Google Developing Smart Contact Lens To Assist Diabetics, A Previous Microsoft Vision

If ever you were concerned that you may not yet be living in the future, allow Google to assuage those fears. The company's famed X division -- the one where all of the super secret projects develop -- has just announced a new smart contact lens initiative. Yes, a contact lens from Google. Interestingly enough, the project isn't at all what you may expect from the name. It's hardly the in-eye approach to Google Glass. Instead, it's being engineered as a contact lens that boasts an internal computer chip that can measure glucose levels in tears.

The lens is built more for diabetic individuals than anything else, using a wireless chip and miniaturized glucose sensor that are embedded between two layers of soft contact lens material. Google's current prototypes can "generate a reading once per second," and it's also exploring the integration of "tiny LED lights that could light up to indicate that glucose levels have crossed above or below certain thresholds." The company admits that it's still very early for the tech, and it is only in initial talks with the FDA in order to get clearance to sell it.

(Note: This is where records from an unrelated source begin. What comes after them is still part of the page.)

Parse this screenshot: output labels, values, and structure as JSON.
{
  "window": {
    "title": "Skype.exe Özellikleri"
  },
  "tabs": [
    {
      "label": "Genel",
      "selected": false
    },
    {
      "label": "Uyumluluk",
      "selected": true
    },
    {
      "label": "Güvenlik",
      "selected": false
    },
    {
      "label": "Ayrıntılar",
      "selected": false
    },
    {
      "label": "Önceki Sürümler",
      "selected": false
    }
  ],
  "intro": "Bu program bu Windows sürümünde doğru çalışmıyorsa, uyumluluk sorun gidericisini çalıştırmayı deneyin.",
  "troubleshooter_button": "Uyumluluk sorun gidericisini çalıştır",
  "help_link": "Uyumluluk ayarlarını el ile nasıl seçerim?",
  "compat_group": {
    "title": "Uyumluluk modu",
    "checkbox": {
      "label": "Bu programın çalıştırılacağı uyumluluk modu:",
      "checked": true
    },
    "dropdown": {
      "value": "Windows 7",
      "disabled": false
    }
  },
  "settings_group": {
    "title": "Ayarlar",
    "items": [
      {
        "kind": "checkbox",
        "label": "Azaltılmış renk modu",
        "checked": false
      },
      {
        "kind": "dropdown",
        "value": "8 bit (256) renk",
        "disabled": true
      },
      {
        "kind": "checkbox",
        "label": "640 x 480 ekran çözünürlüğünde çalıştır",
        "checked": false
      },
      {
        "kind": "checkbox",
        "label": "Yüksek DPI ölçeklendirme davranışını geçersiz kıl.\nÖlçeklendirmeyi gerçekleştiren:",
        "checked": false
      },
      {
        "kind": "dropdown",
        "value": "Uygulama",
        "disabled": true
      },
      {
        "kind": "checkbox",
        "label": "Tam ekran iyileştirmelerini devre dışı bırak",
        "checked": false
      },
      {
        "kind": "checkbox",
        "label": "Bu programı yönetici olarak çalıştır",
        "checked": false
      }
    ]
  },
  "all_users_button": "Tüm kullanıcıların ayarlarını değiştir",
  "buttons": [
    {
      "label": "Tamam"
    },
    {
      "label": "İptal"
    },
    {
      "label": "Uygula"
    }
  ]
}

That said, it's obvious that there's something to the project, unlike a similar Microsoft vision that has gone nowhere since surfacing quietly a few years ago. The idea of adding a computer to a contact lens isn't exactly novel, but getting this close to market hasn't happened at any time prior. If there's one thing that's becoming ever clearer, it's that Google is diversifying mightily. A search company? Pssh. This is a conglomerate, not even 20 years old.